Hymn to St. Cecilia is an English setting of the Latin prayer Cecilia virgo, whose melodic, harmonic, and rhythmic features are punctuated by singing that is sometimes accompanied by the organ and sometimes exposed in a cappella sections. The crux of the piece occurs in the moment that describes how many look to St. Cecilia (i.e. music) “to transform the world’s mourning into the glory of Paradise.”

I’m struck by that last line.

So much of our collective Christian lore can be summed up by this idea of good things coming from bad circumstances. Daniel emerges unscathed from the Lion’s Den, Shadrach and company walk out of the flames unburned, Lazarus lives again, and Jesus’ tomb is found empty.

This celebrates how music, particularly the expression of mourning through music, transforms that mourning into glory.

But can we take this a step further?

The process of moving inner emotions into the external world through music (or any art) requires that you first face the fullness of what you are experiencing. As Yip Harburg, lyricist for “Over the Rainbow” writes, “Words make you think thoughts, music makes you feel a feeling, but a song makes you feel a thought.”

I think this is the way that music transforms our mourning into the glory of Paradise. When we express ourselves through music or art or theatre or dance – we tap into a world beyond the limits of words. Poetry, even, moves beyond these limits because truly profound poetry speaks more loudly in its own subtext than its language.

So how does that apply to our faith besides “Join Choir” (which you should, by the way..)?

Expression is elevating.

Just as faith without works is dead, ideas and dreams left unexpressed can never change the world. Similarly, a faith structured to mirror the faith of another, no matter how admirable and saint-like that model is, will never be an honest expression of one’s own faith! Your faith should express itself in ways that are unique to you! If we claim that all works of the Lord are wonderful, we must allow that His work also includes each person’s individuality.

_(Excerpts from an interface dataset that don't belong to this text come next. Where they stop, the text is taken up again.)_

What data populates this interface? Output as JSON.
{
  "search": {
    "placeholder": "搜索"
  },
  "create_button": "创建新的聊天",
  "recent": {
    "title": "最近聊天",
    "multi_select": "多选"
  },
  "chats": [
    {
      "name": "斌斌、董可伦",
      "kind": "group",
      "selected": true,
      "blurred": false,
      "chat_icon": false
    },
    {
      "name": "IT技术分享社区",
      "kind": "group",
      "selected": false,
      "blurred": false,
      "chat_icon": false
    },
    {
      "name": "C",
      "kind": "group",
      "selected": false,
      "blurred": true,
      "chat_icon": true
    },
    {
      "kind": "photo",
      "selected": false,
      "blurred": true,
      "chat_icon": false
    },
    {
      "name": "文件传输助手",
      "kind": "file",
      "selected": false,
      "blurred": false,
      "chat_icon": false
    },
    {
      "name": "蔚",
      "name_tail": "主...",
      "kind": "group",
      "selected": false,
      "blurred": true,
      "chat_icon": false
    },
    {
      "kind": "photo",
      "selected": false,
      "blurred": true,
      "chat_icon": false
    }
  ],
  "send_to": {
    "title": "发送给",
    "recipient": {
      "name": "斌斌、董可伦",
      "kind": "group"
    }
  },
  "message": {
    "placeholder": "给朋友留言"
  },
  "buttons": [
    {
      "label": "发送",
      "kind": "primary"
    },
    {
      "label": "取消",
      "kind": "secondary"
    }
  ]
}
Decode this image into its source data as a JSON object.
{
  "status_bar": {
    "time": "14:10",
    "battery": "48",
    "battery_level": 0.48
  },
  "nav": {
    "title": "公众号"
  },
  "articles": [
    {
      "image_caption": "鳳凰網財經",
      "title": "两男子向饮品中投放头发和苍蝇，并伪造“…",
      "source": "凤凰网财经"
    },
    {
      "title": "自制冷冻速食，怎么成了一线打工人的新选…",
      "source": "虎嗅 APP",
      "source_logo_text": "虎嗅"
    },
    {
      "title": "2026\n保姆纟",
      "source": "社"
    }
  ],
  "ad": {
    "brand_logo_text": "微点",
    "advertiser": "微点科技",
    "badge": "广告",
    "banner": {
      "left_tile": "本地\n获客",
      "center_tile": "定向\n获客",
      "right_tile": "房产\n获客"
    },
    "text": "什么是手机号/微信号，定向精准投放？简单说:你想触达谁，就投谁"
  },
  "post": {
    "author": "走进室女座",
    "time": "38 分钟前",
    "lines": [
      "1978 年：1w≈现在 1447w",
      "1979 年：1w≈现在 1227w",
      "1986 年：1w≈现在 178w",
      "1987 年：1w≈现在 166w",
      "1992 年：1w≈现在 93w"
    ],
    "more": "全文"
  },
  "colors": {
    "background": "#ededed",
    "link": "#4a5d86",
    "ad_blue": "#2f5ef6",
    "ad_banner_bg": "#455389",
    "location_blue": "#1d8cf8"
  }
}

Ask and it will be given to you; seek and you will find; knock and the door will be opened to you. For everyone who asks receives; the one who seeks finds; and to the one who knocks, the door will be opened.
Matthew 7:7-8

For you created my inmost being;
you knit me together in my mother’s womb.
I praise you because I am fearfully and wonderfully made;
your works are wonderful,
I know that full well.
Psalm 139:13-14

Andy Eaton
Director of Music
First Presbyterian Church